• IBI tax. Paid annually (akin to the UK’s Council tax).
• Garbage collection. Paid twice or once a year depending on the town hall.
• Utility bills (invoiced quarterly in the case of water and monthly with electricity) if applicable.
Finally, on owning property, I cannot stress enough how advisable it is that you make a Spanish will to dispose of your Spanish estate. This will not preclude any other made in your home country and is limited exclusively to your Spanish assets. It will save your beneficiaries time, money and hassle at a time of bereavement.
How to Buy Rural Property in Spain – Conclusion
Buying rural land in Spain is normally fraught with problems; there is no other way around it. You really need to take on board a good conveyance lawyer from the outset to help you through. Good luck! You are going to need it.
“So, does that mean we can’t use our well?” Client on realising the two-thousand-year-old Roman well on his newly-acquired rural property dried up about the time Carthage was taken over during the Third Punic War (animus iocandi).
Legal services Larraín Nesbitt Lawyers can offer you
- Conveyancing – Buying
- Conveyancing – Selling
- Fiscal Representation (Non-Resident Income Tax)
- NIE Number (Tax Identification Number)
- Land Registry Search (Nota Simple)
- How to Buy Property in Spain – Advice by the Foreign & Commonwealth Office
- Buying Distressed Property in Spain – 8th August 2011
- Community of Owners in Spain: Challenging Assembly Resolutions – 10th October 2011
- Off-Plan Construction Guarantees – 8th November 2011
- Rent-to-Buy in Spain: The Smart Choice – 8th April 2012
- Non-residents: Six Advantages of Making a Spanish Will – 8th August 2012
- Community of Owners, or Comunidad de Propietarios – 8th July 2012
- Buying Resale Property in Spain – 21st February 2013
- Title Deed Explained – 8th April 2013
- Nota Simple Explained – 8th April 2013
- Licence of First Occupation – 8th April 2013

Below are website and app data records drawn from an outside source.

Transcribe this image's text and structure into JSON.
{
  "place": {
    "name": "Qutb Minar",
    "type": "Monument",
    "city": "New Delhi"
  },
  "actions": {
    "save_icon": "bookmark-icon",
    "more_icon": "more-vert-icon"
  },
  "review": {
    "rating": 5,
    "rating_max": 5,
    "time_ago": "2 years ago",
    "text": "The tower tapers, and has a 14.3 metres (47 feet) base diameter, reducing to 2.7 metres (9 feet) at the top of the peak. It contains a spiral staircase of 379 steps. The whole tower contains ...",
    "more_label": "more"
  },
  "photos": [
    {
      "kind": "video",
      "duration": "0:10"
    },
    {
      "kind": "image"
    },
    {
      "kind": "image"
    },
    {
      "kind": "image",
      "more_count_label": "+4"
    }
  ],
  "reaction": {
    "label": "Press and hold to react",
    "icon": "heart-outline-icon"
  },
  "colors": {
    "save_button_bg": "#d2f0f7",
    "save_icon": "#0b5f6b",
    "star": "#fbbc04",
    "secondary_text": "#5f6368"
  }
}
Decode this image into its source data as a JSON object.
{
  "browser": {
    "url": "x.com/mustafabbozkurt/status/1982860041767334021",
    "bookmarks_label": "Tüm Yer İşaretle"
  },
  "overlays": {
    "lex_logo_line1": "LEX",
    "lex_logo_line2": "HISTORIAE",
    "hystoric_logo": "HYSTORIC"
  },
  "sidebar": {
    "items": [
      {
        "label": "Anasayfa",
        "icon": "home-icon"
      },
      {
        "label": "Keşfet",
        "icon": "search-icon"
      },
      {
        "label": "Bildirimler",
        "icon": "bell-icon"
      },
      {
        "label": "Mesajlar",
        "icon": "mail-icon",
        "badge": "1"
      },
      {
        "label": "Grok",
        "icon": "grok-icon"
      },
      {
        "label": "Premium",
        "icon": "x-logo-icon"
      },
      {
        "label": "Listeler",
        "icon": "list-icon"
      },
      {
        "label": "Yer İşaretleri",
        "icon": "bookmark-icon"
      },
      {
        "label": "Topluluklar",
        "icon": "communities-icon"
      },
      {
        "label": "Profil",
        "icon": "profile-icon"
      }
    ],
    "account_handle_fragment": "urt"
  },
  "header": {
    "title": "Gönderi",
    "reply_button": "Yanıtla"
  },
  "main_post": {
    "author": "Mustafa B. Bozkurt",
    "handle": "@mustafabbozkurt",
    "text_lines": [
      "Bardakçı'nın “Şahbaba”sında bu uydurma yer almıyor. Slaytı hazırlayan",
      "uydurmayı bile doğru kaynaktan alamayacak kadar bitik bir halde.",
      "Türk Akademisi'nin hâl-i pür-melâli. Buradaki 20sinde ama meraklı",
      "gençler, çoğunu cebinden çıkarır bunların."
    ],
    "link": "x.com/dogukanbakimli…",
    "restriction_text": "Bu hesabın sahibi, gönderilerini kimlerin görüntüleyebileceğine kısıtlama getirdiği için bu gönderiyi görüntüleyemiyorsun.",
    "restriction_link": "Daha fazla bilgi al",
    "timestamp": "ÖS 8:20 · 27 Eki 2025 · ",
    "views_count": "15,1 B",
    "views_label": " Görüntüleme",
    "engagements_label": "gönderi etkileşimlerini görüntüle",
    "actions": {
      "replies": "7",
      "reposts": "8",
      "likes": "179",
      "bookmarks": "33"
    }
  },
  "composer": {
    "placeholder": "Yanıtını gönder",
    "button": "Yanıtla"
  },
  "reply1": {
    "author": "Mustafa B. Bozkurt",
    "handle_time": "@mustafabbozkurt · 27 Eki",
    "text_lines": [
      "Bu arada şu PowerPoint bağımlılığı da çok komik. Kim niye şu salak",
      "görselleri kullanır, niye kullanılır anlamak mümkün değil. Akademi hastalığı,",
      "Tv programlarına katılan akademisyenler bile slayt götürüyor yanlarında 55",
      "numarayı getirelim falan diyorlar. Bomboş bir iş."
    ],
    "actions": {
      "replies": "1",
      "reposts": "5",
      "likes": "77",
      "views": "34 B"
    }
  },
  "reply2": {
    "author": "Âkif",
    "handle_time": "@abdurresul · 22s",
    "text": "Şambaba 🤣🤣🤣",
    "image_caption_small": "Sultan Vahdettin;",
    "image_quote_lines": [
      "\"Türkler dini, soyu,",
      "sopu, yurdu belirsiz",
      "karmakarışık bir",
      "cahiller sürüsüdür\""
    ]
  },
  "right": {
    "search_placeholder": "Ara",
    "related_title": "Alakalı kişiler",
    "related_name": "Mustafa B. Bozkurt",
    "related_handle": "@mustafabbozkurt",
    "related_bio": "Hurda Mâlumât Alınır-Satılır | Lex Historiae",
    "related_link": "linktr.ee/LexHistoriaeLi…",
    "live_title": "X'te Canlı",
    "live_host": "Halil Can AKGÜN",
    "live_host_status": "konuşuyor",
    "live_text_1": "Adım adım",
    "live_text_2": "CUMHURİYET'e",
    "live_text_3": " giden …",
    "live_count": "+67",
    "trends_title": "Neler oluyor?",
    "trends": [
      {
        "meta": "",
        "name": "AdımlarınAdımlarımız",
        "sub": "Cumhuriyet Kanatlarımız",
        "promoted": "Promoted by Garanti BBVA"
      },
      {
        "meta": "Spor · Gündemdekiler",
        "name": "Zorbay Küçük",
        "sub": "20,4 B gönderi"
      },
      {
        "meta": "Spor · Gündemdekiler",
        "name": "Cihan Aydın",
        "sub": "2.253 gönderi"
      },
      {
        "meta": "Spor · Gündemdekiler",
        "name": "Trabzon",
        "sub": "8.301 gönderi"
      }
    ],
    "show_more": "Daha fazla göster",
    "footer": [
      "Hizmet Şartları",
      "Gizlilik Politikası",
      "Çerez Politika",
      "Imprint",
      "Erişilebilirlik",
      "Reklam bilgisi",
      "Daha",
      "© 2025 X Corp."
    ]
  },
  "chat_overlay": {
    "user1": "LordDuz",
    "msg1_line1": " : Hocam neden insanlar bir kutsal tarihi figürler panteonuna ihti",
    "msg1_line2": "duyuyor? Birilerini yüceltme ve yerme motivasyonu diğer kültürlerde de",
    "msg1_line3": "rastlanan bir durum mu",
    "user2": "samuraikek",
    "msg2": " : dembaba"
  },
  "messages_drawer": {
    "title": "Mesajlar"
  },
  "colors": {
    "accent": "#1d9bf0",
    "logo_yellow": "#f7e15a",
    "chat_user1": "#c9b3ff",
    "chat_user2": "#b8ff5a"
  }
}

- Bank Guarantees in Spain – 8th April 2013
- Buying Off-Plan Property in Spain – 8th of June 2013
- Investor Guide to Spain’s Golden Visa Law – 8th November 2013
- Bank Repossessions in Spain – 21st February 2014
- Buying and Owning Spanish Property through Companies: Pros and Cons – 7th March 2014
- How to Buy Commercial Property in Spain – 4th July 2014
- How to Buy Rural Property in Spain – 8th August 2014
- How to Buy Property in Spain Safely – 10th October 2014
- Taxes on Selling Spanish Property – 8th December 2014
- Spanish Wills and Probate Law In Light Of European Regulation – 8th January 2015
- Changes to Spain’s Inheritance and Gift Tax Law – 21st February 2015
- Spain’s Holiday Rental Laws – Explaining the Latest Changes – 8th March 2015
- Supreme Court Rulings on Bank Guarantees – 8th April 2015
- La Complementaria or Bargain-Hunter Tax – 8th May 2015
- House Hunting in Spain – The New York Times. June 2015
- Taxes on Buying Spanish Property – 8th July 2015
- Dispelling Spanish Inheritance Tax Myths – 8th August 2015
- Non-Resident Taxes in Spain – 8th December 2015
- Resurgent Spain: Málaga Sees Strong Sales – Mansion Global (The Wall Street Journal). December 2015
- Snagging List Explained – 28th October 2016
- Buying Property in Spain – 10 Reasons to Hire a Lawyer – 8th November 2016
- Buying Property in Spain from a Private Seller – 21st February 2017
Please note the information provided in this article is of general interest only and is not to be construed or intended as substitute for professional legal advice. This article may be posted freely in websites or other social media so long as the author is duly credited. Plagiarizing, whether in whole or in part, this article without crediting the author may result in criminal prosecution. VOV.
2014 © Raymundo Larraín Nesbitt. All rights reserved.